--- Exercise brief ---
Please work out how many lines in the data below contain "other", and reply with that number alone.

[Excerpts from an interface dataset]
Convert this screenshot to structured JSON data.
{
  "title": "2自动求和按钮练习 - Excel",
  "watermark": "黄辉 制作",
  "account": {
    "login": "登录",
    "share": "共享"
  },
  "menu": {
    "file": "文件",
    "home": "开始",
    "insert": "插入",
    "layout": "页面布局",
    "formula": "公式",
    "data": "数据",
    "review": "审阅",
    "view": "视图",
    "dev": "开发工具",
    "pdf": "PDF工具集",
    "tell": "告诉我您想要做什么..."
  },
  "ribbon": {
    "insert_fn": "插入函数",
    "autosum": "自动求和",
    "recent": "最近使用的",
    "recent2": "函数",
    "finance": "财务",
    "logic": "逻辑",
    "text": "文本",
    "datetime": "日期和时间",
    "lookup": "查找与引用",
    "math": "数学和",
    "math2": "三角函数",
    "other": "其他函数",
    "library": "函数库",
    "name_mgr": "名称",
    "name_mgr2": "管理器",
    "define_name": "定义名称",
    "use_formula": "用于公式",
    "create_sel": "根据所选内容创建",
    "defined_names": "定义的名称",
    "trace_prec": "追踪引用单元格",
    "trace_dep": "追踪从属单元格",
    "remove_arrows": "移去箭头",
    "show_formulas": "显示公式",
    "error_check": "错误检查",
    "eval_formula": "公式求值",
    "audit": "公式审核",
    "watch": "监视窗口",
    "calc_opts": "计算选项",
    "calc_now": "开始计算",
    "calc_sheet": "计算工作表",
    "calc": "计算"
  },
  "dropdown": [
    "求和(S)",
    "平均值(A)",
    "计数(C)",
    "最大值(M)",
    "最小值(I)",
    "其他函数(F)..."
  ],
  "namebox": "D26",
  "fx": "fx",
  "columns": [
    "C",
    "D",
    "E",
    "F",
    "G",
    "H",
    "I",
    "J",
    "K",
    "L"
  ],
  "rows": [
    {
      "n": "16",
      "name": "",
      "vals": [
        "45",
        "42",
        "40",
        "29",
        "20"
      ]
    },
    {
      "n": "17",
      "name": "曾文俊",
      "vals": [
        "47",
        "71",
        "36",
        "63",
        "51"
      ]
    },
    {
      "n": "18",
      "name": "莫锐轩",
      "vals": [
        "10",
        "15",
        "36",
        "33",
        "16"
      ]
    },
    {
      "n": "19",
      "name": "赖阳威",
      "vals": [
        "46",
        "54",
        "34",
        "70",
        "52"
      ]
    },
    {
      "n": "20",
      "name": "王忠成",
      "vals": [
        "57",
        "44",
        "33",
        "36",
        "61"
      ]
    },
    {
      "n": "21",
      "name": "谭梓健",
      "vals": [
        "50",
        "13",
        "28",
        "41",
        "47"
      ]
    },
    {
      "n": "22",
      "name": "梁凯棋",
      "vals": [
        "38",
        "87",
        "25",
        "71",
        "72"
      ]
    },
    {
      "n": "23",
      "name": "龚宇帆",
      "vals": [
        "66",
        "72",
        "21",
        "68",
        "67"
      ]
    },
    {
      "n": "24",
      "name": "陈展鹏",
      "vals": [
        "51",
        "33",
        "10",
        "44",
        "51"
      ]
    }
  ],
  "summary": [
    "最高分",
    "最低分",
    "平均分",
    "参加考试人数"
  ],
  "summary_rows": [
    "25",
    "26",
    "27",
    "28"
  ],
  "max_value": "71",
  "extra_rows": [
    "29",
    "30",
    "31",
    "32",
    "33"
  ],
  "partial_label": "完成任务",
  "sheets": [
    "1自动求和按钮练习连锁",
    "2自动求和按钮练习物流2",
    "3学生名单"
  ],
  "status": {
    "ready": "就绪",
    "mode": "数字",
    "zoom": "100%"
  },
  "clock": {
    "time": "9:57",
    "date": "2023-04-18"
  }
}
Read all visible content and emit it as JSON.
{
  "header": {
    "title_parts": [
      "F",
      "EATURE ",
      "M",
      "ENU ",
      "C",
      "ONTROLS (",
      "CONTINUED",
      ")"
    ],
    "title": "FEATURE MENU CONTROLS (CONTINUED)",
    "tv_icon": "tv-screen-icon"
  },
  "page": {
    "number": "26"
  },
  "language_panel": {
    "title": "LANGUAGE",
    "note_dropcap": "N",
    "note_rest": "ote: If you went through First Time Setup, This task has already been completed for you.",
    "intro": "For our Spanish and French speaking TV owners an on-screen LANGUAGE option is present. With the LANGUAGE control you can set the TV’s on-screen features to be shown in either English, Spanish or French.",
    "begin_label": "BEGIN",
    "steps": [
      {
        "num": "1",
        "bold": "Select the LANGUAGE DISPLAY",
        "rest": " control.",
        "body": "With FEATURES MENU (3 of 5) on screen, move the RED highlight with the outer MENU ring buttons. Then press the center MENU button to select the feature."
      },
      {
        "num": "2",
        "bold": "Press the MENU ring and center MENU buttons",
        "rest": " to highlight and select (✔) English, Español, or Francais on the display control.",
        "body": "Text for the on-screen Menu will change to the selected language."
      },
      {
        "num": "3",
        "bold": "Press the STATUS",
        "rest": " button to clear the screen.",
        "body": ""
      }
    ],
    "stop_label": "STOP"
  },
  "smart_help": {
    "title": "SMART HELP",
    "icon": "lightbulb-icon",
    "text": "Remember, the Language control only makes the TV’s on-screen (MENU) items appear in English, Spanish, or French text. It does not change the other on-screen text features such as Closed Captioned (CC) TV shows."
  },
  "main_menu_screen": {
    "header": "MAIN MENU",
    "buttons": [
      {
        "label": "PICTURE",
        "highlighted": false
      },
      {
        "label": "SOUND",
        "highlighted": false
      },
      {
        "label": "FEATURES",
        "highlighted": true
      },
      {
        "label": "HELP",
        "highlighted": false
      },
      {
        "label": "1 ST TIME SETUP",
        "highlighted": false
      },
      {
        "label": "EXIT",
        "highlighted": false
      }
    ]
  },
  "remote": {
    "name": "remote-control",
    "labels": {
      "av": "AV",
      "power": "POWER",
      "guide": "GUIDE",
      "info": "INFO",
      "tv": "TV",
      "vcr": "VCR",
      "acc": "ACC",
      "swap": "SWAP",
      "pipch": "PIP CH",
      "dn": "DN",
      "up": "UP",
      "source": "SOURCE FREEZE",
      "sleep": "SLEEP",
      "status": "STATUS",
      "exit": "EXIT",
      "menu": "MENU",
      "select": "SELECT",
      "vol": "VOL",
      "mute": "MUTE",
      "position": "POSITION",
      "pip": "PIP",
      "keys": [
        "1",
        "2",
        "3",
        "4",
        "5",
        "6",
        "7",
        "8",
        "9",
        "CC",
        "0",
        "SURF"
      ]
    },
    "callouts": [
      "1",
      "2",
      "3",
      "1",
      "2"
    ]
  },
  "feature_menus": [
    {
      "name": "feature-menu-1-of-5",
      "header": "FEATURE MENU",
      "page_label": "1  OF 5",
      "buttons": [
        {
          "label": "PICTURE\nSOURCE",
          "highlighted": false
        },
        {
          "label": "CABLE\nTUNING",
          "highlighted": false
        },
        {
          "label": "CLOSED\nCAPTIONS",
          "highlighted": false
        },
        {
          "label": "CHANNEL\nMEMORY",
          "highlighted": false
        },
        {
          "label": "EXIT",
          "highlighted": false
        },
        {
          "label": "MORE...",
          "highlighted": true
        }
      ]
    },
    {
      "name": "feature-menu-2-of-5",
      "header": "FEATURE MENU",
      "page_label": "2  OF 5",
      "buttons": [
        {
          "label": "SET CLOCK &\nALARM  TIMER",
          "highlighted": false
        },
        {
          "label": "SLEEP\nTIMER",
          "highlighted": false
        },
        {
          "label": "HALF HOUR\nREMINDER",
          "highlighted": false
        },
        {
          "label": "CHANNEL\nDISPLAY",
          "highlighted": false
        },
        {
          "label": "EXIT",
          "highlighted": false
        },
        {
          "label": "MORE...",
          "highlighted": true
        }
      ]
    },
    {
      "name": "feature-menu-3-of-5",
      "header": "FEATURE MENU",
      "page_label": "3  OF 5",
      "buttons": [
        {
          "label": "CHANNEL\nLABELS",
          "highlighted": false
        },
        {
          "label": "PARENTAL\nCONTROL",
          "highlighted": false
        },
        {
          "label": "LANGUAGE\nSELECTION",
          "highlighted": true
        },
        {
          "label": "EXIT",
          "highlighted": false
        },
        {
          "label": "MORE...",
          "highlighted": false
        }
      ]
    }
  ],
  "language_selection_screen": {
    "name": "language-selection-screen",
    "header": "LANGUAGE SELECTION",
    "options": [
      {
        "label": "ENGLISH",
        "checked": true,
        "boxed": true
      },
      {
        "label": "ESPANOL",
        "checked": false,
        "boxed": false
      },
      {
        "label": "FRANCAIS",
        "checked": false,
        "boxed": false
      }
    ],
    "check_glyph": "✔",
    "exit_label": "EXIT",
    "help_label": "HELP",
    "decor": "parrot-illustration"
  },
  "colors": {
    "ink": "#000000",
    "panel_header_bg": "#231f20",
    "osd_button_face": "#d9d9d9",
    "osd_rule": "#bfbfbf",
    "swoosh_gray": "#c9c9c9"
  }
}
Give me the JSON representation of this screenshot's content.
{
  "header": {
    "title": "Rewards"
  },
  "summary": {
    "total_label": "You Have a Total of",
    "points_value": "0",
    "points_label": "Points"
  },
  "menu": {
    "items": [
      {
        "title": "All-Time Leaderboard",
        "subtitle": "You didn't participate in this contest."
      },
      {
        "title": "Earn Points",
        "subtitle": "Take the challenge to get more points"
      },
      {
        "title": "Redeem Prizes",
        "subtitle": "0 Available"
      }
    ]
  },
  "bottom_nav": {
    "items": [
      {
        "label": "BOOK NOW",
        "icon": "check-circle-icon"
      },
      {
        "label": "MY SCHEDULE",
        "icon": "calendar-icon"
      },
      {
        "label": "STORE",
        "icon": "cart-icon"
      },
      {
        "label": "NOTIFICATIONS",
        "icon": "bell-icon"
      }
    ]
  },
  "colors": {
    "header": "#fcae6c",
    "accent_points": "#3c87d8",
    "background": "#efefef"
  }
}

--- Finished exercise ---
2